So many! Generally, the excitement of never knowing what the day will bring. More specifically, the release of two captive bred tuatara, hanging 70 metres below a helicopter to spray pampas grass on the island’s cliffs, tramping from one side of the island to the other over two days, and meeting lots of interesting and dedicated people as part of the reptile monitoring programme.
The rule of three…
- The ocean
- A good story in which you can escape into, whether it’s a book or a movie
- Great home cooked food eaten in good company
Three pet peeves
- Animal cruelty
- Needless waste
Three favourite places in New Zealand
Favourite movie, album, book
- Movie: I’m a movie addict! It changes constantly.
- Album: Currently anything by Trinity Roots, Age Pryor, or any Jack White collaboration.
- Book: The Torchlight List by Jim Flynn—an excellent summary of all the books you should have read and why.
Deep and meaningful…
What piece of advice would you tell your 18 year old self?
A quote by Goethe, “Whatever you can do or dream you can, begin it. Boldness has genius, power and magic in it.”
Who or what inspires you and why?
People passionate about a cause, loving the work they do, and being keen to educate others— infectious enthusiasm!
When you were a kid, what did you want to be when you grew up?
A vet, or was it an astronaut? An artist, and I think there might have been a fire(wo)man period…
And now, if you weren’t working at DOC, what would you want to be?
A research scientist in Antarctica, or working in the natural history section of a museum (a nice mix of education, history, and research), or working with developing countries to educate and improve environmental practise, sustainability, and biodiversity.
What sustainability tip would you like to pass on?
Be aware of your impact on the earth—get online and calculate your ecological footprint. This measures the amount of resources you use and the waste you generate. It’s a great way to make yourself aware of where you can make changes to improve your sustainability and reduce your impact on the world. Currently the average human exceeds the Earth’s regenerative capacity by about 30%. The biggest gains can be made in reducing fossil fuel use—do you really need to drive or could you walk, cycle, or take public transport? Also, careful consideration of your energy provider e.g. supporting renewables, will make a big impact on your footprint.
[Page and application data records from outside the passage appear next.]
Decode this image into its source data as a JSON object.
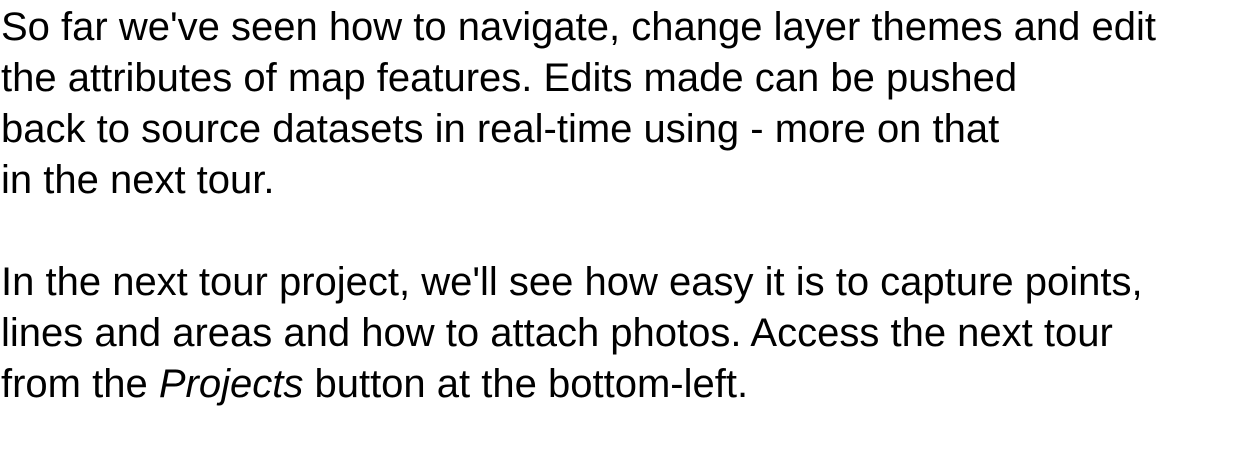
{
  "paragraph1": {
    "line1": "So far we've seen how to navigate, change layer themes and edit",
    "line2": "the attributes of map features. Edits made can be pushed",
    "line3": "back to source datasets in real-time using - more on that",
    "line4": "in the next tour."
  },
  "paragraph2": {
    "line1": "In the next tour project, we'll see how easy it is to capture points,",
    "line2": "lines and areas and how to attach photos. Access the next tour",
    "line3_prefix": "from the ",
    "line3_emphasis": "Projects",
    "line3_suffix": " button at the bottom-left."
  }
}
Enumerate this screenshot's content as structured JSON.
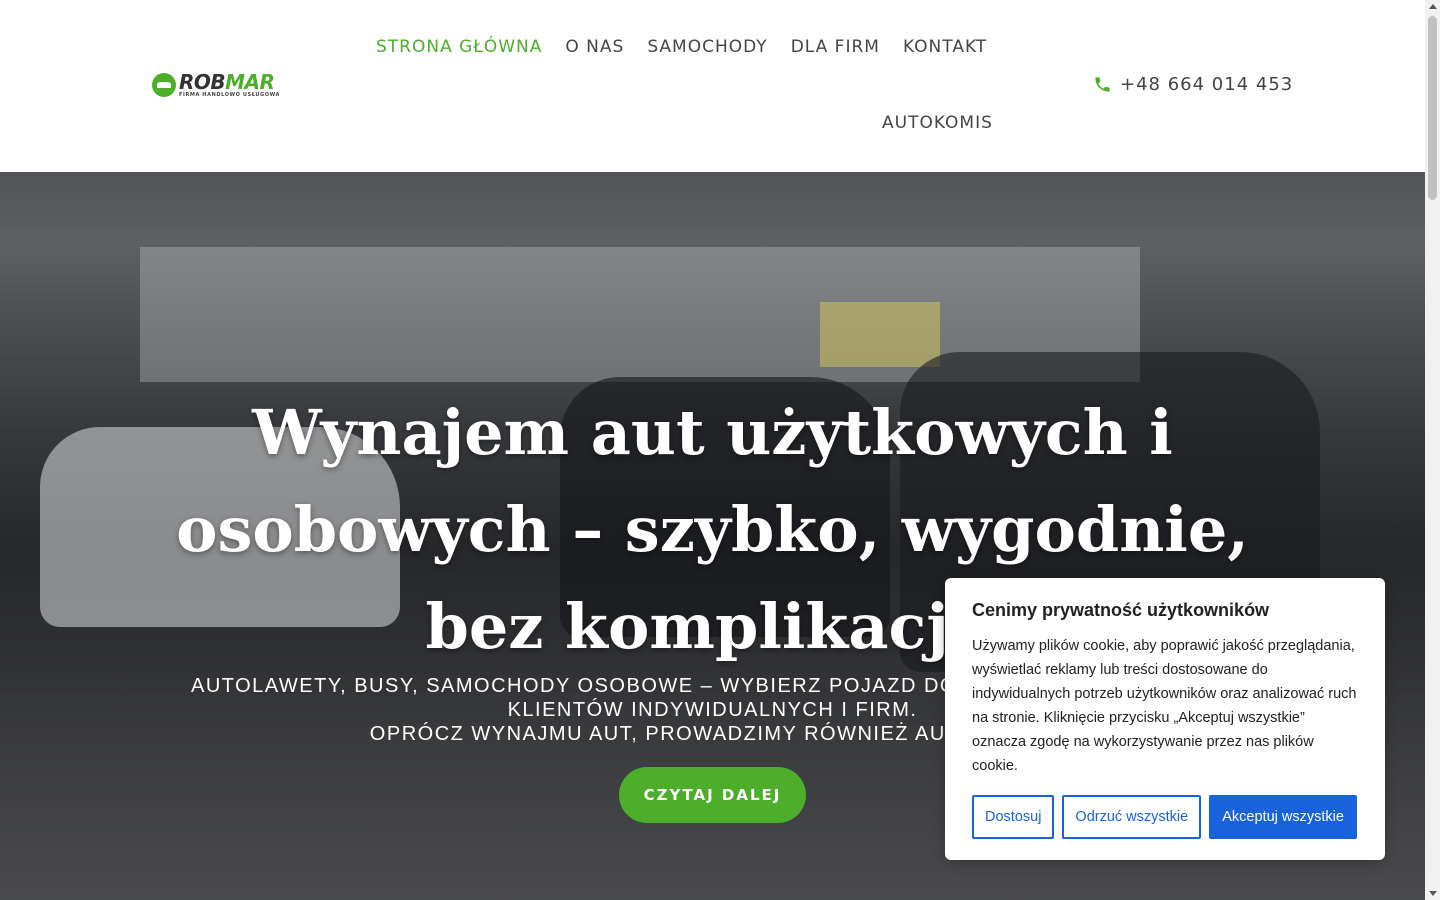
{
  "logo": {
    "word_a": "ROB",
    "word_b": "MAR",
    "subtitle": "FIRMA HANDLOWO USŁUGOWA"
  },
  "nav": {
    "items": [
      {
        "label": "STRONA GŁÓWNA",
        "active": true
      },
      {
        "label": "O NAS"
      },
      {
        "label": "SAMOCHODY"
      },
      {
        "label": "DLA FIRM"
      },
      {
        "label": "KONTAKT"
      }
    ],
    "second_row": "AUTOKOMIS"
  },
  "phone": {
    "number": "+48 664 014 453",
    "icon": "phone-icon"
  },
  "hero": {
    "title_line1": "Wynajem aut użytkowych i",
    "title_line2": "osobowych – szybko, wygodnie,",
    "title_line3": "bez komplikacji!",
    "sub_line1": "Autolawety, busy, samochody osobowe – wybierz pojazd dopasowany do potrzeb",
    "sub_line2": "klientów indywidualnych i firm.",
    "sub_line3": "Oprócz wynajmu aut, prowadzimy również autokomis.",
    "button": "CZYTAJ DALEJ"
  },
  "cookie": {
    "title": "Cenimy prywatność użytkowników",
    "text": "Używamy plików cookie, aby poprawić jakość przeglądania, wyświetlać reklamy lub treści dostosowane do indywidualnych potrzeb użytkowników oraz analizować ruch na stronie. Kliknięcie przycisku „Akceptuj wszystkie” oznacza zgodę na wykorzystywanie przez nas plików cookie.",
    "btn_customize": "Dostosuj",
    "btn_reject": "Odrzuć wszystkie",
    "btn_accept": "Akceptuj wszystkie"
  },
  "colors": {
    "brand_green": "#4cae2a",
    "cookie_blue": "#1863dc"
  }
}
And finally: reduce, reuse, and recycle!
Which green behaviour would you like to adopt this year—at home? At work?
Reduce, reuse, and recycle. The amount of packaging these days is obscene. Where possible I hope to grow my own veges, buy in bulk, and consider a product’s packaging and its ability to be recycled when purchasing. I will aim to mend and fix things rather than replace them—kind of a requirement anyway when living on an island! I’m also keen to make better use of library services rather than buying books and magazines.
If you could be any New Zealand native species for a day, what would you be and why?
It sounds like Sirocco has a pretty good life jet-setting round the country advocating for his species and for conservation!
What piece of advice or message would you want to give to New Zealanders when it comes to conservation?
Get out and enjoy our beautiful parks and wild areas. Make a multi day tramp the focus of your next holiday—staying in DOC huts is a lot cheaper and more rewarding as a family than staying in a hotel in the city! Encourage children into tramping, climbing, and swimming—and educate them about our natural flora and fauna. Get involved in volunteer programmes—many of them take you to some amazing, remote places that most people don’t have access to.